Problem to work on: Please return every line in the following data that includes the string "Profile".
##### Records for the exercise
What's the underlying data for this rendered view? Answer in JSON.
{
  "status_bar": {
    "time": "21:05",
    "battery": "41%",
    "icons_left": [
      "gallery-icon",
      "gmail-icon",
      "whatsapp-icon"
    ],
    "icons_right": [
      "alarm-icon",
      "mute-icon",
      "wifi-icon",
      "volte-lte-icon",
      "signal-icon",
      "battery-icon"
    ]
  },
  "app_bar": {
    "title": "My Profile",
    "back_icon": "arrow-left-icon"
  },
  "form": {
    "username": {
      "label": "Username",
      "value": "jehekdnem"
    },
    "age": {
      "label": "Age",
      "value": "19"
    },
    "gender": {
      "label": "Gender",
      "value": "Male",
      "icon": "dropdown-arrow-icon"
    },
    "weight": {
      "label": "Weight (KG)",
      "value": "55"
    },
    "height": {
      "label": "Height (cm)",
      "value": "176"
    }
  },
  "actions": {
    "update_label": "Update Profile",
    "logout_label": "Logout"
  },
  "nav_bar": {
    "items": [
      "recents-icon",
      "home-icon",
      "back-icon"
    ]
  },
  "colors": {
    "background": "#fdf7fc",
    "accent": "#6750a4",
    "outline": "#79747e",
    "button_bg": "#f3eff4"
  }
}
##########
Answer:
    "title": "My Profile",
    "update_label": "Update Profile",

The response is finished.